  • School year brings about change, hope

    Tomorrow — Thursday, Aug. 17, as you read this — is the first day of school in Jefferson County, and my wife and I know it all too well. Goodbye, sleeping in until the weekend comes.
    OK, it’s not that bad. I don’t get that much sleep as it is. But with two school-aged children — one still in elementary school and another a year away from high school (gulp!) — the next nine months will be an assortment of running around to get kids to and from where they need to be, juggling homework assignments and finding that work-life balance.

  • Investing in our children — immigrants and all

    The most important renewable resource that we can access is children. Our ability to provide education and training for future generations is the single biggest thing we can do to adequately prepare ourselves for the future.

  • Opening of a new school year

    Dr. Brenda Krage, Platte Canyon School District

    For teachers, principals and school staff, August is a busy time of year. It’s also exciting as we prepare to open a new school year. At Platte Canyon School District, the floors are polished, the buses have been serviced, teachers have ordered their supplies and technology is ready to go. We are ready to welcome all of our students and families to the 2017-18 school year.

  • Our Readers Write

    Evergreen Jazz Festival is a premier event
    Editor:

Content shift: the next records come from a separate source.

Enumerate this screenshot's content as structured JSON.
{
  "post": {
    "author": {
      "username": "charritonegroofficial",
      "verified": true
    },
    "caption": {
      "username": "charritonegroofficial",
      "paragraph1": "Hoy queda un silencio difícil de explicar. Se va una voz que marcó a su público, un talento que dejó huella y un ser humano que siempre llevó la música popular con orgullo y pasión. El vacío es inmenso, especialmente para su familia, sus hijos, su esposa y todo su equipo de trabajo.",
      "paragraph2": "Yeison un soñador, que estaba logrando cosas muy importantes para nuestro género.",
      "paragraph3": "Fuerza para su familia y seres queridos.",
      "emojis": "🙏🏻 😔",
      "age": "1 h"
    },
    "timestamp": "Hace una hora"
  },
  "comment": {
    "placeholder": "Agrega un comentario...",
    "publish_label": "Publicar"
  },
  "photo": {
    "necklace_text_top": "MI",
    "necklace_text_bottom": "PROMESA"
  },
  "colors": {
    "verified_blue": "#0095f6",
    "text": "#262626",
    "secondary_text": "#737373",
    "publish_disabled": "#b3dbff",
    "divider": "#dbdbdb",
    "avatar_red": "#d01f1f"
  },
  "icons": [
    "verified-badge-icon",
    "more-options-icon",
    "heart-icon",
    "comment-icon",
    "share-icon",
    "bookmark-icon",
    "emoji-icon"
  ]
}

    Following the 16th edition of the Evergreen Jazz Festival, I am moved to write you and through your publication reach your readers in our community. I am a resident of Genesee and previously a resident of St. Mary’s. The Evergreen Jazz Festival is well-known to jazz fans across the U.S. because it is one of the premier festivals of its kind in North America. I think perhaps it is not as well-known here in Evergreen.

  • Heaven help us when it comes to Trump

    Greg Dobbs

    I have to vent.
    Many columnists across this country write volumes about the undignified, unprincipled, unbalanced, untruthful — and sometimes just flat-out unbelievable — nature of Donald Trump.

  • Our Readers Write

    One reason why opioid crisis exists
    Editor:
    In February, I quite the opiates and other meds I had been taking for 20 years to control my chronic pain.
    I have a long history of spinal issues, mostly cervical, which has resulted in eight neck surgeries, the last one an Occipital Cervical Fusion on Sept. 15. I am not totally fused fromC-7 to the skull — a curved bar bolts my head to my spine.

  • Evergreen: The making of a ghost town

    Linda Kirkpatrick

  • The shaping of a journalist, staff

    I woke up Saturday morning to the news of the passing of Jim Vance. Who you may ask? Let me explain.
    Vance, for as long as I can remember, was the news anchor for NBC4, the local affiliate in Washington, D.C. The 75-year-old started at WRC-TV in 1969, two years before I was born. He was one of the first African-Americans to sit in the news anchor chair. No, he doesn’t have a nationally recognizable name like Walter Cronkite, Dan Rather or Peter Jennings, but he was a staple in Washington, D.C., television news.